Not long afterward, that journalist, Ahmed Hussein-Suale, was shot and killed by unknown gunmen and nothing has happened to the MP who issued the threats.
In 2021, that same MP, Kennedy Agyapong, issued threats against another journalist of the Multimedia Group. While there were campaigns and condemnations against his pronouncements, President Akufo-Addo appointed him as a board member of a state-owned enterprise.
If one man issues a threat against a journalist, who was later killed, and that man is free, why should Elizabeth Ohene have problems with the BBC for speaking to another man who was arrested and detained by the police for a false claim against the first lady?
The BBC, in my view, was mild. The media environment is worse than it reported. I have lived it and can speak from experience.
In the heat of the 2016 election campaign in Ghana, I published an investigative report about President John Mahama.

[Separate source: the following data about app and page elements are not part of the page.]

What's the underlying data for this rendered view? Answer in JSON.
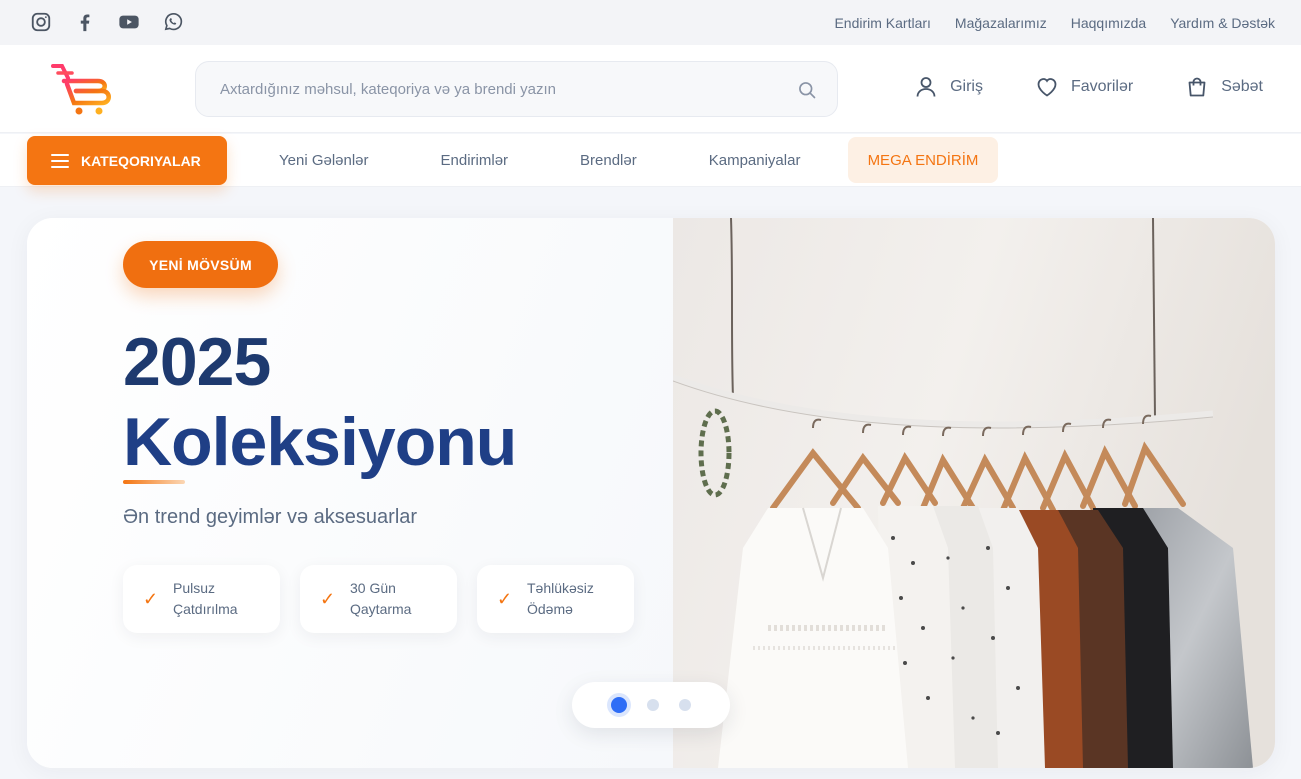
{
  "topbar": {
    "social": [
      "instagram-icon",
      "facebook-icon",
      "youtube-icon",
      "whatsapp-icon"
    ],
    "links": [
      "Endirim Kartları",
      "Mağazalarımız",
      "Haqqımızda",
      "Yardım & Dəstək"
    ]
  },
  "header": {
    "logo_icon": "cart-logo-icon",
    "search": {
      "placeholder": "Axtardığınız məhsul, kateqoriya və ya brendi yazın",
      "value": ""
    },
    "actions": {
      "login": "Giriş",
      "favorites": "Favorilər",
      "cart": "Səbət"
    }
  },
  "nav": {
    "categories_label": "KATEQORIYALAR",
    "links": [
      "Yeni Gələnlər",
      "Endirimlər",
      "Brendlər",
      "Kampaniyalar"
    ],
    "mega": "MEGA ENDİRİM"
  },
  "hero": {
    "badge": "YENİ MÖVSÜM",
    "title_line1": "2025",
    "title_line2": "Koleksiyonu",
    "subtitle": "Ən trend geyimlər və aksesuarlar",
    "features": [
      {
        "icon": "check-icon",
        "text": "Pulsuz Çatdırılma"
      },
      {
        "icon": "check-icon",
        "text": "30 Gün Qaytarma"
      },
      {
        "icon": "check-icon",
        "text": "Təhlükəsiz Ödəmə"
      }
    ],
    "image": "clothes-rack-photo",
    "carousel": {
      "slides": 3,
      "active": 1
    }
  },
  "colors": {
    "accent": "#f47512",
    "title": "#1e3a6f",
    "carousel_active": "#2e6df6",
    "mega_bg": "#fdf0e4"
  }
}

He had received a “prohibited gift” of a Ford Expedition vehicle from a Burkinabe contractor who had won questionable government contracts in Ghana.
Before I published that story, a friend of the president had told me that they (some members of the governing party) had done their assessments and concluded that if I proceeded with the story, they would lose the election.
“If it were any journalist, we wouldn’t be worried. How much would he or she demand [to drop the story] that we cannot pay? But with you, we know nothing would make you drop it.”
It ended with a plea to hold on to the story until after the election. I declined and I knew the stakes were high.
The night after I published the story, the Communications Minister, Dr. Edward Omane Boamah, called to offer me police protection, but I declined. At the time I felt very safe. The body language of President John Mahama was that of tolerance, and not of vindictiveness. I had no reason to be afraid.
Today, the atmosphere isn’t the same. I received my first serious death threat in 2017, not long after Akufo-Addo came into office.
In 2019 and 2020 I had to leave the country temporarily due to threats against my life. The National Security Minister provided me with police escorts.
The reports of death threats I made to the police in 2017 and 2020 did not yield any results.
I am not the only victim of the worsening environment for journalists in Ghana.
Apart from the killing of Ahmed Suale, operatives of the National Security ministry arrested, detained and allegedly tortured editors of modernghana.com in 2019. They had published negative reports about the minister. Their equipment and phones were seized in the 2019 raid, and as of 2021, the gadgets had still not been returned to them.
Caleb Kudah of Citi FM, who went to film state vehicles procured and abandoned for years at the National Security premises, was arrested and assaulted by operatives. Nothing happened to those who did that to him.
These and other violations recorded under President Akufo-Addo could not have gone unnoticed by the BBC. And Elizabeth Ohene could not provide any evidence or counter facts to contradict what the BBC did.
In fact, less than a week after her publication, Reporters Without Borders has released the 2022 Press Freedom Index.
Ghana is ranked 60th, the worst in 17 years. In 2021, Ghana ranked 30th.
Ghana has also recorded its worst ranking on the African continent this year. The country has moved from 3rd to 10th in Africa.
And all this is happening under the president whose claim to fame is his avowed defence of human rights. This is happening under an information minister who is a journalist. And this is happening in a government in the likes of Elizabeth Ohene have a strong voice when it comes to matters of the press.
If producers of the BBC programme ever thought they painted a worse picture than the reality, the context I’ve provided and the press freedom rankings should put their minds to rest.